ACTIVITY.
Would you return the data below exactly as it stands, with every picture left out?

------

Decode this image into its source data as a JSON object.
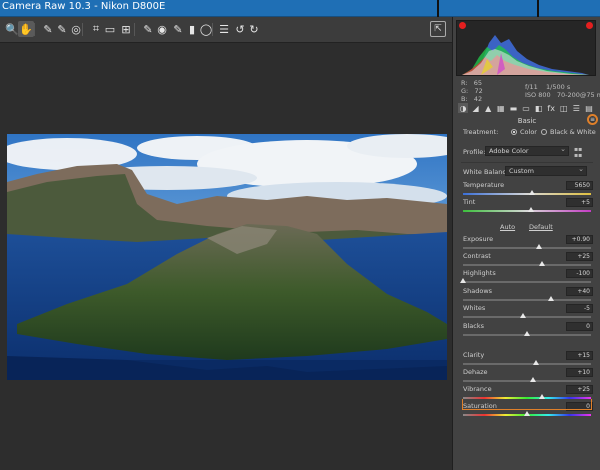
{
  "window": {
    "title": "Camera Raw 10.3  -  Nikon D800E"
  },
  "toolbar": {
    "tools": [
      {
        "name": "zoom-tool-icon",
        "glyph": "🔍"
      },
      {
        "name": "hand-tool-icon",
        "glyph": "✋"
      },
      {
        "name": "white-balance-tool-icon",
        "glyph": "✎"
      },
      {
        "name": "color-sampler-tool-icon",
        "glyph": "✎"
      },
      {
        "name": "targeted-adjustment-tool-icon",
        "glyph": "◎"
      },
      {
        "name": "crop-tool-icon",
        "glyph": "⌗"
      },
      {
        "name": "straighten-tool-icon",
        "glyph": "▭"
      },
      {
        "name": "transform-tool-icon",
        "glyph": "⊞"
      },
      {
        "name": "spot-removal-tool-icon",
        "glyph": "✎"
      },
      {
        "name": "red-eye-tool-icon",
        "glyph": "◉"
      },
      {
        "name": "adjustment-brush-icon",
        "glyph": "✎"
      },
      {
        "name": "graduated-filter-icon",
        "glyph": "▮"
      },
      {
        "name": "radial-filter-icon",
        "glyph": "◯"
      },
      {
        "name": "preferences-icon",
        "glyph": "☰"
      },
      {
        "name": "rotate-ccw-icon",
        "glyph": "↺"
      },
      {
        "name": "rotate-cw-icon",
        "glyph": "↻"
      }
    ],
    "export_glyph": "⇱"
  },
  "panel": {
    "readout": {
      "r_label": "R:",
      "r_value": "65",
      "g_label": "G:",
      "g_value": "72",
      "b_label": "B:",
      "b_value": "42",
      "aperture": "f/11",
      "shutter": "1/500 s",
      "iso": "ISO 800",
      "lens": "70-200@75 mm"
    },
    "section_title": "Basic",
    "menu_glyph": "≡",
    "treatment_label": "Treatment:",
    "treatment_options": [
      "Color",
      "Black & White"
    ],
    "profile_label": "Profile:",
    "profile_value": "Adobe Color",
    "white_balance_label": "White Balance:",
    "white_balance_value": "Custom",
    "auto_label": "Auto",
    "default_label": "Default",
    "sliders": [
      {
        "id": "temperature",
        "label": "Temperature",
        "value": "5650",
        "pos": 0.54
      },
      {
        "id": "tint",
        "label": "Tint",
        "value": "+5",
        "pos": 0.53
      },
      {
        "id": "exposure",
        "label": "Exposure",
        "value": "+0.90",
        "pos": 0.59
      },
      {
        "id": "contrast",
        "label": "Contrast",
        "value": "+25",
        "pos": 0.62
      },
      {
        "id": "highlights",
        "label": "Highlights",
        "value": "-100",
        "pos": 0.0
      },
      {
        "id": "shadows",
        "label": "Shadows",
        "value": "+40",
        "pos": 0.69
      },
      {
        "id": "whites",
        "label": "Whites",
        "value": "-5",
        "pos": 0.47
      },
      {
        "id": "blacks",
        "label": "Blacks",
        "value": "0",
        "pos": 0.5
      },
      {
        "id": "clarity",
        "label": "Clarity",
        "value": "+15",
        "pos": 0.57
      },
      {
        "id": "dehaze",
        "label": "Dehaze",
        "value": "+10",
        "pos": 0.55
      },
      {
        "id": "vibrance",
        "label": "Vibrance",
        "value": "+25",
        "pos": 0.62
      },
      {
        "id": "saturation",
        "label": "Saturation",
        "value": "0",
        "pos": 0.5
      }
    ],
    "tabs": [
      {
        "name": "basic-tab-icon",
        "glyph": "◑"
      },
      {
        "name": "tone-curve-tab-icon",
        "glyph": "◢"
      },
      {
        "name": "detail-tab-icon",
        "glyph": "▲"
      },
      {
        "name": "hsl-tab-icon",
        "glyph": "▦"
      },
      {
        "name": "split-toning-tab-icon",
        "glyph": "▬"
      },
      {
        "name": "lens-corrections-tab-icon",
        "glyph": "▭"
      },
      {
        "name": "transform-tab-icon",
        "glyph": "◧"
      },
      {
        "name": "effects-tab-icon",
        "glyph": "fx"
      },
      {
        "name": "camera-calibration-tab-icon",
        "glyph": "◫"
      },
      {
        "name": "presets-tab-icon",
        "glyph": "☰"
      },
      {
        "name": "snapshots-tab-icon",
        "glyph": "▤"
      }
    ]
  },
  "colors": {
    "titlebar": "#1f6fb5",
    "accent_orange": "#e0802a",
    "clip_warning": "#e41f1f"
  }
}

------

RESPONSE BOX.
Decode this image into its source data as a JSON object.
{
  "window": {
    "title": "Camera Raw 10.3  -  Nikon D800E"
  },
  "toolbar": {
    "tools": [
      {
        "name": "zoom-tool-icon",
        "glyph": "🔍"
      },
      {
        "name": "hand-tool-icon",
        "glyph": "✋"
      },
      {
        "name": "white-balance-tool-icon",
        "glyph": "✎"
      },
      {
        "name": "color-sampler-tool-icon",
        "glyph": "✎"
      },
      {
        "name": "targeted-adjustment-tool-icon",
        "glyph": "◎"
      },
      {
        "name": "crop-tool-icon",
        "glyph": "⌗"
      },
      {
        "name": "straighten-tool-icon",
        "glyph": "▭"
      },
      {
        "name": "transform-tool-icon",
        "glyph": "⊞"
      },
      {
        "name": "spot-removal-tool-icon",
        "glyph": "✎"
      },
      {
        "name": "red-eye-tool-icon",
        "glyph": "◉"
      },
      {
        "name": "adjustment-brush-icon",
        "glyph": "✎"
      },
      {
        "name": "graduated-filter-icon",
        "glyph": "▮"
      },
      {
        "name": "radial-filter-icon",
        "glyph": "◯"
      },
      {
        "name": "preferences-icon",
        "glyph": "☰"
      },
      {
        "name": "rotate-ccw-icon",
        "glyph": "↺"
      },
      {
        "name": "rotate-cw-icon",
        "glyph": "↻"
      }
    ],
    "export_glyph": "⇱"
  },
  "panel": {
    "readout": {
      "r_label": "R:",
      "r_value": "65",
      "g_label": "G:",
      "g_value": "72",
      "b_label": "B:",
      "b_value": "42",
      "aperture": "f/11",
      "shutter": "1/500 s",
      "iso": "ISO 800",
      "lens": "70-200@75 mm"
    },
    "section_title": "Basic",
    "menu_glyph": "≡",
    "treatment_label": "Treatment:",
    "treatment_options": [
      "Color",
      "Black & White"
    ],
    "profile_label": "Profile:",
    "profile_value": "Adobe Color",
    "white_balance_label": "White Balance:",
    "white_balance_value": "Custom",
    "auto_label": "Auto",
    "default_label": "Default",
    "sliders": [
      {
        "id": "temperature",
        "label": "Temperature",
        "value": "5650",
        "pos": 0.54
      },
      {
        "id": "tint",
        "label": "Tint",
        "value": "+5",
        "pos": 0.53
      },
      {
        "id": "exposure",
        "label": "Exposure",
        "value": "+0.90",
        "pos": 0.59
      },
      {
        "id": "contrast",
        "label": "Contrast",
        "value": "+25",
        "pos": 0.62
      },
      {
        "id": "highlights",
        "label": "Highlights",
        "value": "-100",
        "pos": 0.0
      },
      {
        "id": "shadows",
        "label": "Shadows",
        "value": "+40",
        "pos": 0.69
      },
      {
        "id": "whites",
        "label": "Whites",
        "value": "-5",
        "pos": 0.47
      },
      {
        "id": "blacks",
        "label": "Blacks",
        "value": "0",
        "pos": 0.5
      },
      {
        "id": "clarity",
        "label": "Clarity",
        "value": "+15",
        "pos": 0.57
      },
      {
        "id": "dehaze",
        "label": "Dehaze",
        "value": "+10",
        "pos": 0.55
      },
      {
        "id": "vibrance",
        "label": "Vibrance",
        "value": "+25",
        "pos": 0.62
      },
      {
        "id": "saturation",
        "label": "Saturation",
        "value": "0",
        "pos": 0.5
      }
    ],
    "tabs": [
      {
        "name": "basic-tab-icon",
        "glyph": "◑"
      },
      {
        "name": "tone-curve-tab-icon",
        "glyph": "◢"
      },
      {
        "name": "detail-tab-icon",
        "glyph": "▲"
      },
      {
        "name": "hsl-tab-icon",
        "glyph": "▦"
      },
      {
        "name": "split-toning-tab-icon",
        "glyph": "▬"
      },
      {
        "name": "lens-corrections-tab-icon",
        "glyph": "▭"
      },
      {
        "name": "transform-tab-icon",
        "glyph": "◧"
      },
      {
        "name": "effects-tab-icon",
        "glyph": "fx"
      },
      {
        "name": "camera-calibration-tab-icon",
        "glyph": "◫"
      },
      {
        "name": "presets-tab-icon",
        "glyph": "☰"
      },
      {
        "name": "snapshots-tab-icon",
        "glyph": "▤"
      }
    ]
  },
  "colors": {
    "titlebar": "#1f6fb5",
    "accent_orange": "#e0802a",
    "clip_warning": "#e41f1f"
  }
}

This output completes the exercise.